Sekihoji Temple is a temple of the Őbaku school of Zen Buddhism. The temple has distinctive Chinese-style gates, which is a characteristic of Obaku School. It is the place where Ito Jakuchu built a hamplet and spent the last years of his life. You can find his cemetery in the temple ground (there is his another grave in Shokokuji Temple).
On the mountain behind the main hall of the temple, there are stone statues of 500 arhats (followers of Buddha) and others made under Jakuchu Ito. This is a very interesting place, as the stone statues represent scenes from the birth to the death of Buddha. Jakuchu Ito was not a scalpter but a painter. Jakuchu drew the Five Hundred Arhats and stonemasons made them.
Unfortunately, you cannot take photos of them. So please visit the Sekihoji Temple website to see them.
Every year on September 10, the anniversary of Ito Jakuchu’s death, Sekihoji Temple exhibits Jakuchu’s paintings from its collection. More than 10 of Jakuchu’s works, including his famous tiger paintings, will be on display. This is a unique opportunity to see a large number of works by Jakuchu Ito.
Sekihoji is within 10 minutes walk from famous Fushimi Inari shrine, but only few tourists visit this temple.
The Fushimi Inari Taisha Shrine, which is very popular for its 1,000 vermilion Torii gates, is very close by.

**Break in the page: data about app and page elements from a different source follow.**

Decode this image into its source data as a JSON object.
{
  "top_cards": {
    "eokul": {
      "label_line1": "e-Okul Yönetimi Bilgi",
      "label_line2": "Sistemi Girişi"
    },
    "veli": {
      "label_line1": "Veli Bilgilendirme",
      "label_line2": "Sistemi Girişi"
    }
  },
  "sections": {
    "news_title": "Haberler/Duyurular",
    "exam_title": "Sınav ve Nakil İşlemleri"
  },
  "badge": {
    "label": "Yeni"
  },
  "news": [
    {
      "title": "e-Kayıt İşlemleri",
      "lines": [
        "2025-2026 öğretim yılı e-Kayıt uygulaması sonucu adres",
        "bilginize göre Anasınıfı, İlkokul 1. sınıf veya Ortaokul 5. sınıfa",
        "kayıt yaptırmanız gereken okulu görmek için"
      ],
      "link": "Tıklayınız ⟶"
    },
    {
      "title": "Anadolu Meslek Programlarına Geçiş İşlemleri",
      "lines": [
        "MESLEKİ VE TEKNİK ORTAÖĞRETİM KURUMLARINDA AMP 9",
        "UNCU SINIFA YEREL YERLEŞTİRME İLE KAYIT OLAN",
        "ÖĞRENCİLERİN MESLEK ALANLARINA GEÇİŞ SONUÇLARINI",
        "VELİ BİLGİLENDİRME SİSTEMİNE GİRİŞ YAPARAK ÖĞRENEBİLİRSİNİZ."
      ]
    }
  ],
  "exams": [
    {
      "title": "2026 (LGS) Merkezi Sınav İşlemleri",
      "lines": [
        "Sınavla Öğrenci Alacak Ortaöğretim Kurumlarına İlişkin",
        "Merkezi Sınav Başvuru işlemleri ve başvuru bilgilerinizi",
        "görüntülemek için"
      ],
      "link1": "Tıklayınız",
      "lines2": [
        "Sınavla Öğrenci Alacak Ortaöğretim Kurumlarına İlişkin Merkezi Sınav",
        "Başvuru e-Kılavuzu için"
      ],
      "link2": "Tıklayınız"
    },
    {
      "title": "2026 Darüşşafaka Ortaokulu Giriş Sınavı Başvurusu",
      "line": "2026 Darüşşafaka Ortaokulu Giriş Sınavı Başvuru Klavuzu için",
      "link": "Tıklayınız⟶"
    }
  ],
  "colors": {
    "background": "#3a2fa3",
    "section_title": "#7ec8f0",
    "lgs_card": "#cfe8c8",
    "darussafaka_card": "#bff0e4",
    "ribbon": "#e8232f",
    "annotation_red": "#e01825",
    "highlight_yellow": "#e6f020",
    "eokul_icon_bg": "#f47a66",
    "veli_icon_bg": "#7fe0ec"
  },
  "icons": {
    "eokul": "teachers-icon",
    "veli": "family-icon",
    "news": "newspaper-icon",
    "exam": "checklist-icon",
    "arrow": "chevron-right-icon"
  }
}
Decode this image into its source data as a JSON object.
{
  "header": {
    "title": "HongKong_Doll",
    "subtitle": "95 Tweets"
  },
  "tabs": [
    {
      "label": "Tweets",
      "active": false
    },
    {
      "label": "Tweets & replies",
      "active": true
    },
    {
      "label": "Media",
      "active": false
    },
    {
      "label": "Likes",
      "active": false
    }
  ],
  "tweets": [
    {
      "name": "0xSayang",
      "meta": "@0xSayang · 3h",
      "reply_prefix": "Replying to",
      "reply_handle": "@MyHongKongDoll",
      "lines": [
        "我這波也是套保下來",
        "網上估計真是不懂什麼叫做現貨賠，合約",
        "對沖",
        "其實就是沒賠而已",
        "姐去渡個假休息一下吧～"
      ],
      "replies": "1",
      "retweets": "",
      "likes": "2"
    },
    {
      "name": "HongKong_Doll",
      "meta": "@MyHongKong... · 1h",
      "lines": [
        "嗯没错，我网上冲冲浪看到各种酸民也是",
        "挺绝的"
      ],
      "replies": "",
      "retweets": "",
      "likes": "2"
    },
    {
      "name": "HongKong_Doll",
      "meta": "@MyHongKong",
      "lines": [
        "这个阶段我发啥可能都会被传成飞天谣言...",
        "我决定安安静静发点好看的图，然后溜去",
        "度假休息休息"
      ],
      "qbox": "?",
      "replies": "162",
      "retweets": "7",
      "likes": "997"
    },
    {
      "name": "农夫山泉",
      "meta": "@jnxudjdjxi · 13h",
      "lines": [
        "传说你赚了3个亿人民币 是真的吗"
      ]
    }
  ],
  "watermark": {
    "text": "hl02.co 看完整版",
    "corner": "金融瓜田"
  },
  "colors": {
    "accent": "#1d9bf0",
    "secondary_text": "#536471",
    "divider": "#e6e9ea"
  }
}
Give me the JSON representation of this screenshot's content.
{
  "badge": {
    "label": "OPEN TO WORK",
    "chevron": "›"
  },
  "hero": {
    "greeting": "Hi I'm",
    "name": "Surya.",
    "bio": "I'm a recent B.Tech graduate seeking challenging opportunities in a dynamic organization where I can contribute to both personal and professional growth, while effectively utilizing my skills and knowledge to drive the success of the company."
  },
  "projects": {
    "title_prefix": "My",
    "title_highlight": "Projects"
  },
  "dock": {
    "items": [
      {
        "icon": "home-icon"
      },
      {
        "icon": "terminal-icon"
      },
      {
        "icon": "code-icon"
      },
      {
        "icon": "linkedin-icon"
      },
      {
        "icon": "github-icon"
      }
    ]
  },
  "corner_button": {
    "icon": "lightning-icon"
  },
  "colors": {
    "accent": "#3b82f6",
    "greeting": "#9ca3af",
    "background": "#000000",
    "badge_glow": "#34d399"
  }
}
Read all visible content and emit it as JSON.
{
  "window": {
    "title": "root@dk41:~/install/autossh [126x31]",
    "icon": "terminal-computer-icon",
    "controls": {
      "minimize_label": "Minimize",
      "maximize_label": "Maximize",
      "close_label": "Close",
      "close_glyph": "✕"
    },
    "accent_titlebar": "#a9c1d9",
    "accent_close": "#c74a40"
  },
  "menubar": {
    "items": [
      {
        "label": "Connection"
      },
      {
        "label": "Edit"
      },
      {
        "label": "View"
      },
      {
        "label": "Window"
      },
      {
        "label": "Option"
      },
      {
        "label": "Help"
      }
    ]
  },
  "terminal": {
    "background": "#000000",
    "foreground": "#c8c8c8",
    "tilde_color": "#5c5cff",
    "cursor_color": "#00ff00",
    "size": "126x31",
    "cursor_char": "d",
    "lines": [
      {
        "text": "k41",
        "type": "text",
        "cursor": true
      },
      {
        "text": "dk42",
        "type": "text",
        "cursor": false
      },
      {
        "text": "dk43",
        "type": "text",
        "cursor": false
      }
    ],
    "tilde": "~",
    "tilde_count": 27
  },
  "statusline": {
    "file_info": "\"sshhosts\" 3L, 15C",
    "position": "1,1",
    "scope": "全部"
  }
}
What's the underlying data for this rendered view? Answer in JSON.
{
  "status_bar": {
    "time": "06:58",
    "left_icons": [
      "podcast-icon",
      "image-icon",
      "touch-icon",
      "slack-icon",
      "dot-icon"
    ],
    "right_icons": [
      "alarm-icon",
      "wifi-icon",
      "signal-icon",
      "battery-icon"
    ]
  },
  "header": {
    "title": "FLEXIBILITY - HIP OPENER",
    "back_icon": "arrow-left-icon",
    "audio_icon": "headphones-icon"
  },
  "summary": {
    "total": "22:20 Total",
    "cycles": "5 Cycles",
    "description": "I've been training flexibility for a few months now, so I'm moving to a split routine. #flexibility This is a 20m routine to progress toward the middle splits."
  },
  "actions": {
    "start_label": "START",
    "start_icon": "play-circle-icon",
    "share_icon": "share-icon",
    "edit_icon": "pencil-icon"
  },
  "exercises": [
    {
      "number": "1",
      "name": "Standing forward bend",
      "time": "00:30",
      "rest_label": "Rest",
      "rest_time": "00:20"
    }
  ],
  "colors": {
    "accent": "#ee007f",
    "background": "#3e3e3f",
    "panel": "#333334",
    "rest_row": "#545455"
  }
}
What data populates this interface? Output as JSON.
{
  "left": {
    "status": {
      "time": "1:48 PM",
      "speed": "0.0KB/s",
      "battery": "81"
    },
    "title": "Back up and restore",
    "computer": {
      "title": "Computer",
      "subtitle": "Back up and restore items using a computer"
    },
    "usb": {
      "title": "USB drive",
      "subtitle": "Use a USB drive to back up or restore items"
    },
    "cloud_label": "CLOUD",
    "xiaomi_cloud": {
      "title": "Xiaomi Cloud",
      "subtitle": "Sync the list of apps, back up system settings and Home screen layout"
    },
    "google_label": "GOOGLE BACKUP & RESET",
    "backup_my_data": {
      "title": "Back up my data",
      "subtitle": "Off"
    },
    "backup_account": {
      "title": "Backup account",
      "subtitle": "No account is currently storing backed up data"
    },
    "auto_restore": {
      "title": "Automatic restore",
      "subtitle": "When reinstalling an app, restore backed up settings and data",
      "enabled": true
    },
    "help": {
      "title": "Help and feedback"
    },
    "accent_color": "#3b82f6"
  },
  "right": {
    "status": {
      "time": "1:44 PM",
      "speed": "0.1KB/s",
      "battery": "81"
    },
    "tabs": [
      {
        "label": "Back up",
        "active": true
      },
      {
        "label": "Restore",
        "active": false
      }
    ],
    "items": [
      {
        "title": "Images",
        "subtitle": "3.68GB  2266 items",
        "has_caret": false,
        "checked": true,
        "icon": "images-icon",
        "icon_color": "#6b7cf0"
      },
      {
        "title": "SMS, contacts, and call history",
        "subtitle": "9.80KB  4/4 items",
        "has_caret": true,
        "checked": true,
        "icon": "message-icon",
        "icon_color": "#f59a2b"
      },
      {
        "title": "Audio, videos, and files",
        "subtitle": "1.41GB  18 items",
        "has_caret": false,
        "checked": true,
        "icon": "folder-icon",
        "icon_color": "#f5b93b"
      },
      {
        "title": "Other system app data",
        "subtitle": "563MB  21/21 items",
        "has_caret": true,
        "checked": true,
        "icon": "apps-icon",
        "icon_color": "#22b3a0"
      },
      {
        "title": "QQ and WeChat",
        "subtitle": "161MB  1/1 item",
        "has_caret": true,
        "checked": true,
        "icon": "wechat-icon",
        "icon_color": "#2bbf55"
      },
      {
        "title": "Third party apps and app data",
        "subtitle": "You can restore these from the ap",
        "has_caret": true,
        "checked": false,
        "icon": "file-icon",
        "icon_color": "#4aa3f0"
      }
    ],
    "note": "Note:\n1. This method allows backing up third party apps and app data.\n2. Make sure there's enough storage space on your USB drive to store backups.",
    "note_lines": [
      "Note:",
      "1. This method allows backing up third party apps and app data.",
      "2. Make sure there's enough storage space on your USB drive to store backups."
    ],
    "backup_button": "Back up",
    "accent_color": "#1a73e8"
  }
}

The nearby Hotoji Temple, despite having a treasure tower designated as an important cultural asset, is still rarely visited by tourists.